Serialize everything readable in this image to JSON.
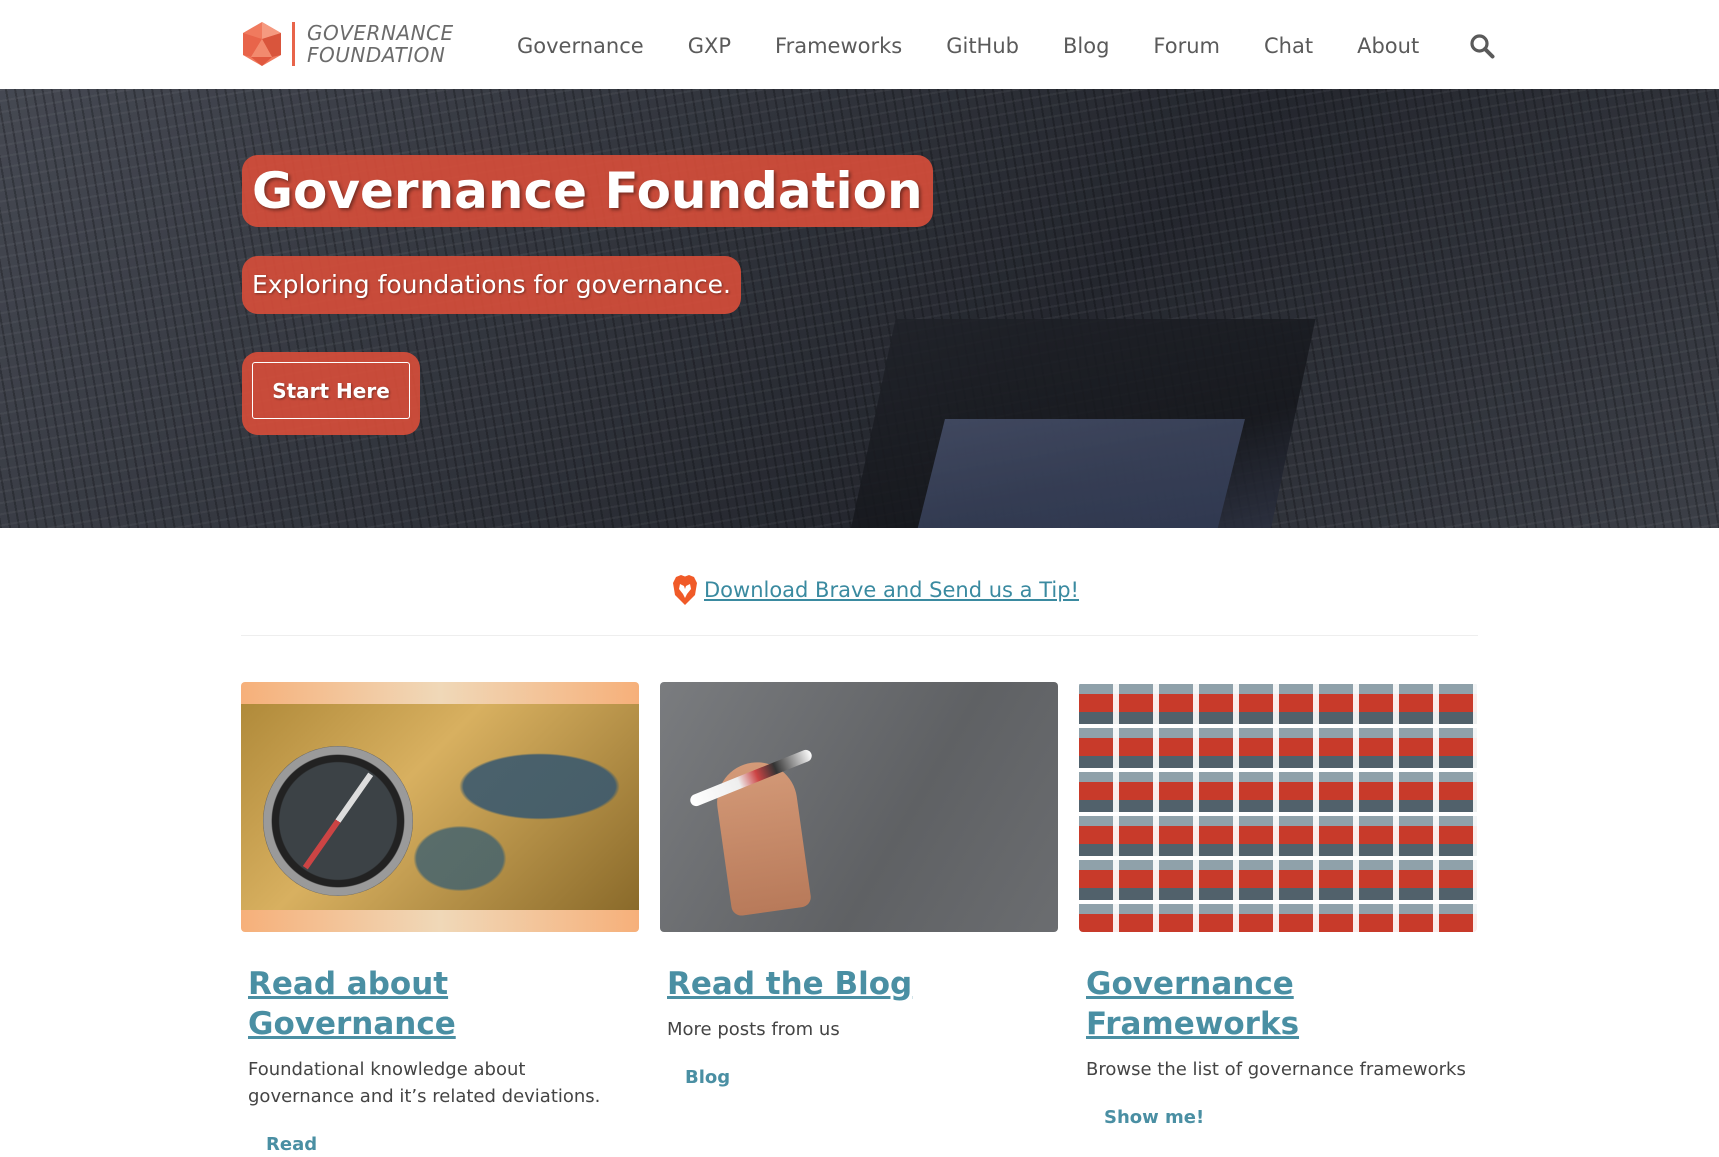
{
  "header": {
    "logo_line1": "GOVERNANCE",
    "logo_line2": "FOUNDATION",
    "nav": [
      "Governance",
      "GXP",
      "Frameworks",
      "GitHub",
      "Blog",
      "Forum",
      "Chat",
      "About"
    ],
    "search_icon": "search-icon"
  },
  "hero": {
    "title": "Governance Foundation",
    "subtitle": "Exploring foundations for governance.",
    "cta_label": "Start Here"
  },
  "tip": {
    "icon": "brave-lion-icon",
    "label": " Download Brave and Send us a Tip!"
  },
  "cards": [
    {
      "title": "Read about Governance",
      "description": "Foundational knowledge about governance and it’s related deviations.",
      "link": "Read"
    },
    {
      "title": "Read the Blog",
      "description": "More posts from us",
      "link": "Blog"
    },
    {
      "title": "Governance Frameworks",
      "description": "Browse the list of governance frameworks",
      "link": "Show me!"
    }
  ],
  "colors": {
    "accent": "#d84e3a",
    "link": "#4a8fa3",
    "tip_link": "#3a8aa0",
    "logo_bar": "#e8644a"
  }
}
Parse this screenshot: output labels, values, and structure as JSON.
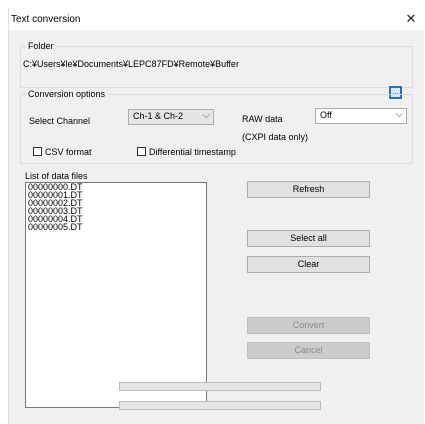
{
  "window": {
    "title": "Text conversion",
    "close_glyph": "✕"
  },
  "folder": {
    "group_label": "Folder",
    "path": "C:¥Users¥le¥Documents¥LEPC87FD¥Remote¥Buffer",
    "browse_glyph": "..."
  },
  "conversion_options": {
    "group_label": "Conversion options",
    "select_channel_label": "Select Channel",
    "select_channel_value": "Ch-1 & Ch-2",
    "raw_data_label": "RAW data",
    "raw_data_value": "Off",
    "raw_data_note": "(CXPI data only)",
    "csv_format_label": "CSV format",
    "csv_format_checked": false,
    "differential_timestamp_label": "Differential timestamp",
    "differential_timestamp_checked": false
  },
  "data_files": {
    "label": "List of data files",
    "items": [
      "00000000.DT",
      "00000001.DT",
      "00000002.DT",
      "00000003.DT",
      "00000004.DT",
      "00000005.DT"
    ]
  },
  "buttons": {
    "refresh": "Refresh",
    "select_all": "Select all",
    "clear": "Clear",
    "convert": "Convert",
    "cancel": "Cancel"
  },
  "progress": {
    "bar1": 0,
    "bar2": 0
  },
  "icons": {
    "dropdown": "chevron-down-icon",
    "close": "close-icon",
    "browse": "folder-browse-icon"
  }
}
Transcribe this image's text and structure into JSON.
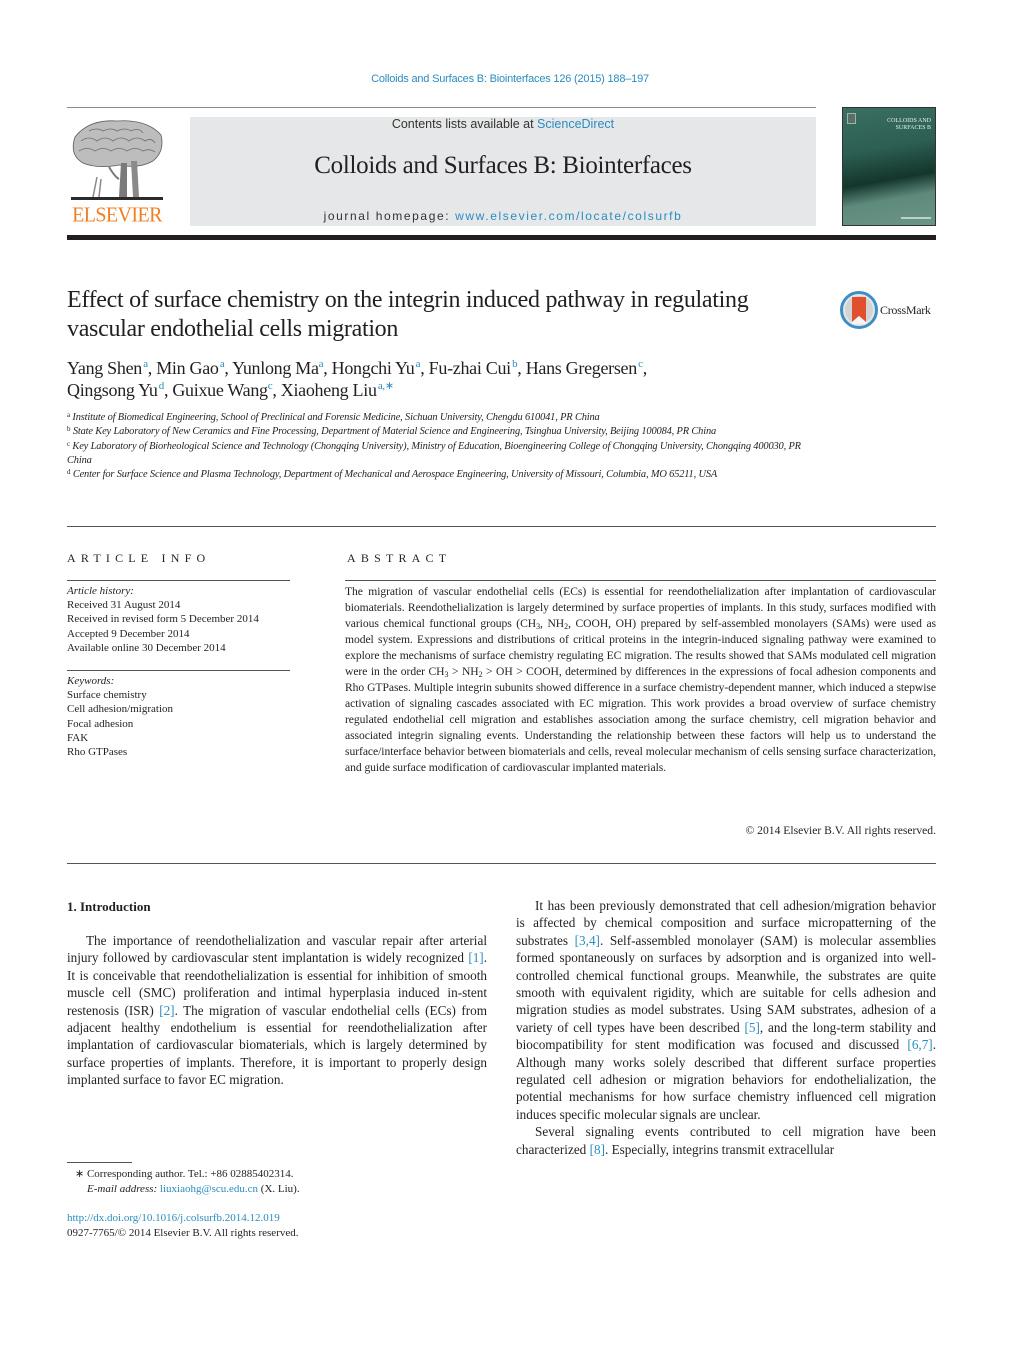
{
  "citation": "Colloids and Surfaces B: Biointerfaces 126 (2015) 188–197",
  "header": {
    "publisher_logo_text": "ELSEVIER",
    "contents_prefix": "Contents lists available at ",
    "contents_link": "ScienceDirect",
    "journal_title": "Colloids and Surfaces B: Biointerfaces",
    "homepage_prefix": "journal homepage: ",
    "homepage_link": "www.elsevier.com/locate/colsurfb",
    "cover_title_line1": "COLLOIDS AND",
    "cover_title_line2": "SURFACES B"
  },
  "crossmark_label": "CrossMark",
  "article": {
    "title": "Effect of surface chemistry on the integrin induced pathway in regulating vascular endothelial cells migration",
    "authors": [
      {
        "name": "Yang Shen",
        "aff": "a"
      },
      {
        "name": "Min Gao",
        "aff": "a"
      },
      {
        "name": "Yunlong Ma",
        "aff": "a"
      },
      {
        "name": "Hongchi Yu",
        "aff": "a"
      },
      {
        "name": "Fu-zhai Cui",
        "aff": "b"
      },
      {
        "name": "Hans Gregersen",
        "aff": "c"
      },
      {
        "name": "Qingsong Yu",
        "aff": "d"
      },
      {
        "name": "Guixue Wang",
        "aff": "c"
      },
      {
        "name": "Xiaoheng Liu",
        "aff": "a,∗"
      }
    ],
    "affiliations": [
      {
        "key": "a",
        "text": "Institute of Biomedical Engineering, School of Preclinical and Forensic Medicine, Sichuan University, Chengdu 610041, PR China"
      },
      {
        "key": "b",
        "text": "State Key Laboratory of New Ceramics and Fine Processing, Department of Material Science and Engineering, Tsinghua University, Beijing 100084, PR China"
      },
      {
        "key": "c",
        "text": "Key Laboratory of Biorheological Science and Technology (Chongqing University), Ministry of Education, Bioengineering College of Chongqing University, Chongqing 400030, PR China"
      },
      {
        "key": "d",
        "text": "Center for Surface Science and Plasma Technology, Department of Mechanical and Aerospace Engineering, University of Missouri, Columbia, MO 65211, USA"
      }
    ]
  },
  "article_info": {
    "heading": "ARTICLE INFO",
    "history_label": "Article history:",
    "history": [
      "Received 31 August 2014",
      "Received in revised form 5 December 2014",
      "Accepted 9 December 2014",
      "Available online 30 December 2014"
    ],
    "keywords_label": "Keywords:",
    "keywords": [
      "Surface chemistry",
      "Cell adhesion/migration",
      "Focal adhesion",
      "FAK",
      "Rho GTPases"
    ]
  },
  "abstract": {
    "heading": "ABSTRACT",
    "part1": "The migration of vascular endothelial cells (ECs) is essential for reendothelialization after implantation of cardiovascular biomaterials. Reendothelialization is largely determined by surface properties of implants. In this study, surfaces modified with various chemical functional groups (CH",
    "part2": ", NH",
    "part3": ", COOH, OH) prepared by self-assembled monolayers (SAMs) were used as model system. Expressions and distributions of critical proteins in the integrin-induced signaling pathway were examined to explore the mechanisms of surface chemistry regulating EC migration. The results showed that SAMs modulated cell migration were in the order CH",
    "part4": " > NH",
    "part5": " > OH > COOH, determined by differences in the expressions of focal adhesion components and Rho GTPases. Multiple integrin subunits showed difference in a surface chemistry-dependent manner, which induced a stepwise activation of signaling cascades associated with EC migration. This work provides a broad overview of surface chemistry regulated endothelial cell migration and establishes association among the surface chemistry, cell migration behavior and associated integrin signaling events. Understanding the relationship between these factors will help us to understand the surface/interface behavior between biomaterials and cells, reveal molecular mechanism of cells sensing surface characterization, and guide surface modification of cardiovascular implanted materials.",
    "sub3": "3",
    "sub2": "2",
    "copyright": "© 2014 Elsevier B.V. All rights reserved."
  },
  "body": {
    "section_heading": "1.  Introduction",
    "left": {
      "p1_a": "The importance of reendothelialization and vascular repair after arterial injury followed by cardiovascular stent implantation is widely recognized ",
      "ref1": "[1]",
      "p1_b": ". It is conceivable that reendothelialization is essential for inhibition of smooth muscle cell (SMC) proliferation and intimal hyperplasia induced in-stent restenosis (ISR) ",
      "ref2": "[2]",
      "p1_c": ". The migration of vascular endothelial cells (ECs) from adjacent healthy endothelium is essential for reendothelialization after implantation of cardiovascular biomaterials, which is largely determined by surface properties of implants. Therefore, it is important to properly design implanted surface to favor EC migration."
    },
    "right": {
      "p1_a": "It has been previously demonstrated that cell adhesion/migration behavior is affected by chemical composition and surface micropatterning of the substrates ",
      "ref34": "[3,4]",
      "p1_b": ". Self-assembled monolayer (SAM) is molecular assemblies formed spontaneously on surfaces by adsorption and is organized into well-controlled chemical functional groups. Meanwhile, the substrates are quite smooth with equivalent rigidity, which are suitable for cells adhesion and migration studies as model substrates. Using SAM substrates, adhesion of a variety of cell types have been described ",
      "ref5": "[5]",
      "p1_c": ", and the long-term stability and biocompatibility for stent modification was focused and discussed ",
      "ref67": "[6,7]",
      "p1_d": ". Although many works solely described that different surface properties regulated cell adhesion or migration behaviors for endothelialization, the potential mechanisms for how surface chemistry influenced cell migration induces specific molecular signals are unclear.",
      "p2_a": "Several signaling events contributed to cell migration have been characterized ",
      "ref8": "[8]",
      "p2_b": ". Especially, integrins transmit extracellular"
    }
  },
  "footnotes": {
    "star": "∗",
    "corresponding": " Corresponding author. Tel.: +86 02885402314.",
    "email_label": "E-mail address: ",
    "email": "liuxiaohg@scu.edu.cn",
    "email_suffix": " (X. Liu).",
    "doi": "http://dx.doi.org/10.1016/j.colsurfb.2014.12.019",
    "issn": "0927-7765/© 2014 Elsevier B.V. All rights reserved."
  },
  "colors": {
    "link": "#2a8cbf",
    "elsevier_orange": "#f07f22",
    "header_band": "#e6e7e8",
    "text": "#231f20"
  }
}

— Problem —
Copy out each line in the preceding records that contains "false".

— Answer section —
    "csv_format_checked": false,
    "differential_timestamp_checked": false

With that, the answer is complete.